Container execution solutions to benefit from Foundation fostering community building and interoperability in cloud-native computing technology
BERLIN – CloudNativeCon + KubeCon Europe – March 29, 2017 – The Cloud Native Computing Foundation, which is sustaining and integrating open source technologies to orchestrate containers as part of a microservices architecture, today announced that rkt, a project proposed by CoreOS, has been accepted by the Technical Oversight Committee (TOC) as an incubating project. As an application container engine developed for modern production cloud-native environments, rkt (pronounced “rocket”) is used to run applications packaged as container images on servers in production systems.

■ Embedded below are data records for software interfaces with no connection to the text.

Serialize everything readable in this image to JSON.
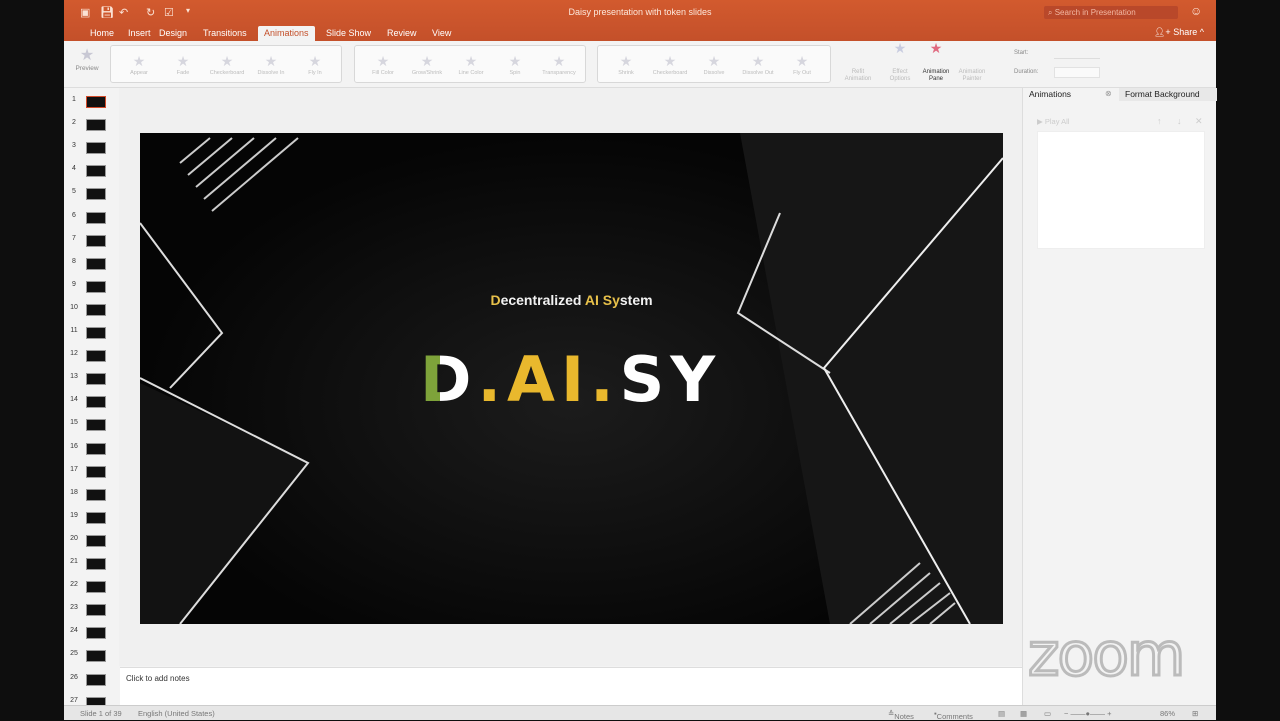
{
  "window": {
    "title": "Daisy presentation with token slides",
    "search_placeholder": "Search in Presentation",
    "share": "Share"
  },
  "tabs": [
    "Home",
    "Insert",
    "Design",
    "Transitions",
    "Animations",
    "Slide Show",
    "Review",
    "View"
  ],
  "active_tab": "Animations",
  "ribbon": {
    "preview": "Preview",
    "entrance": [
      "Appear",
      "Fade",
      "Checkerboard",
      "Dissolve In",
      "Fly In"
    ],
    "emphasis": [
      "Fill Color",
      "Grow/Shrink",
      "Line Color",
      "Spin",
      "Transparency"
    ],
    "exit": [
      "Shrink",
      "Checkerboard",
      "Dissolve",
      "Dissolve Out",
      "Fly Out"
    ],
    "reorder": "Refit Animation",
    "effect_options": "Effect Options",
    "animation_pane": "Animation Pane",
    "animation_painter": "Animation Painter",
    "start_label": "Start:",
    "duration_label": "Duration:"
  },
  "slides": [
    "1",
    "2",
    "3",
    "4",
    "5",
    "6",
    "7",
    "8",
    "9",
    "10",
    "11",
    "12",
    "13",
    "14",
    "15",
    "16",
    "17",
    "18",
    "19",
    "20",
    "21",
    "22",
    "23",
    "24",
    "25",
    "26",
    "27"
  ],
  "selected_slide": 1,
  "slide": {
    "tagline_parts": [
      "D",
      "ecentralized ",
      "AI",
      " ",
      "Sy",
      "stem"
    ],
    "logo_parts": [
      "D",
      ".AI.",
      "SY"
    ]
  },
  "notes_placeholder": "Click to add notes",
  "pane": {
    "tab_animations": "Animations",
    "tab_format": "Format Background",
    "play_all": "▶ Play All"
  },
  "status": {
    "slide": "Slide 1 of 39",
    "language": "English (United States)",
    "notes": "Notes",
    "comments": "Comments",
    "zoom": "86%"
  },
  "watermark": "zoom",
  "colors": {
    "accent": "#c4502a",
    "logo_gold": "#e9b82d",
    "logo_green": "#7ea33a"
  }
}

“It is important for CNCF to be a good home for container/orchestrator-friendly data-processing platforms and adding rkt to our project portfolio is another big milestone for the CNCF,” said Dan Kohn, Executive Director of the Cloud Native Computing Foundation. “Kubernetes and other container orchestrators benefit from reliable, community-driven container runtimes, like rkt. Having a container runtime engine such as rkt, along with container cluster managing system Kubernetes under a single foundation umbrella will bring huge benefits for providing solid end-user solutions to the industry.”
A pillar of cloud native computing is packaging applications as container images and distributing those images to servers. On the server, a container engine then downloads the image, verifies the image integrity, and executes the container process. Ideally, the container engine does this in the simplest possible manner while meeting the expectations of the production cloud native user. The rkt tool is laser-focused on solving these problems and is integrated with various orchestration systems including Kubernetes, Mesos, Nomad, and many organizations’ bespoke systems.
“Container execution is a core part of cloud native and it has been the mission of the rkt team and project to create a simple, composable, and production-ready container engine for the ecosystem,” said Jonathan Boulle, rkt project co-founder, CNCF TOC representative, and head of containers and Berlin site lead at CoreOS. “With CNCF becoming the neutral, respected home for rkt, the project will benefit from community building and engagement, and fostering interoperability with Kubernetes, OCI, containerd and other future projects.”
Since its introduction by CoreOS in December 2014, the rkt project has greatly matured with 178 contributors, 6,833 GitHub stars and 5,182 commits and is widely used in the industry, by companies like Xoom and BlaBlaCar. Packages of rkt are available for many popular Linux distributions including Arch, CentOS, CoreOS Container Linux, Debian, Fedora, Gentoo, NixOS, openSUSE, Ubuntu, and Void. rkt also plays a central role in how CoreOS Container Linux runs Kubernetes.
Pod-Native Container Engine
The rkt project has contributed indirectly to the creation of several important new APIs, specifications, and discussions in the container ecosystem. appc, the specification rkt is based off, was donated to the Open Container Initiative (OCI) at its founding in order to create the OCI image specification. Container Network Interface (CNI), the container network plugin system used by Mesos, Kubernetes, rkt, and others, comes directly from the initial rkt plugin system and has become a multi-organization and industry-wide effort. The rkt project was also a catalyst for the Kubernetes Container Runtime Interface (CRI) and is available for use via the CRI.
- 178 contributors
- 5,182 commits
- 59 releases with 2 branches and 667 forks
- 6,833 GitHub stars
Additional rkt Resources:
About Cloud Native Computing Foundation
Cloud native computing uses an open source software stack to deploy applications as microservices, packaging each part into its own container, and dynamically orchestrating those containers to optimize resource utilization. The Cloud Native Computing Foundation (CNCF) hosts critical components of those software stacks including Kubernetes, Fluentd, Linkerd, Prometheus, OpenTracing, gRPC, CoreDNS, containerd, and rkt; brings together the industry’s top developers, end users, and vendors; and serves as a neutral home for collaboration. CNCF is part of The Linux Foundation, a nonprofit organization. For more information about CNCF, please visit: https://cncf.io/.
The Linux Foundation has registered trademarks and uses trademarks. For a list of trademarks of The Linux Foundation, please see our trademark usage page: https://www.linuxfoundation.org/trademark-usage. Linux is a registered trademark of Linus Torvalds.
The Linux Foundation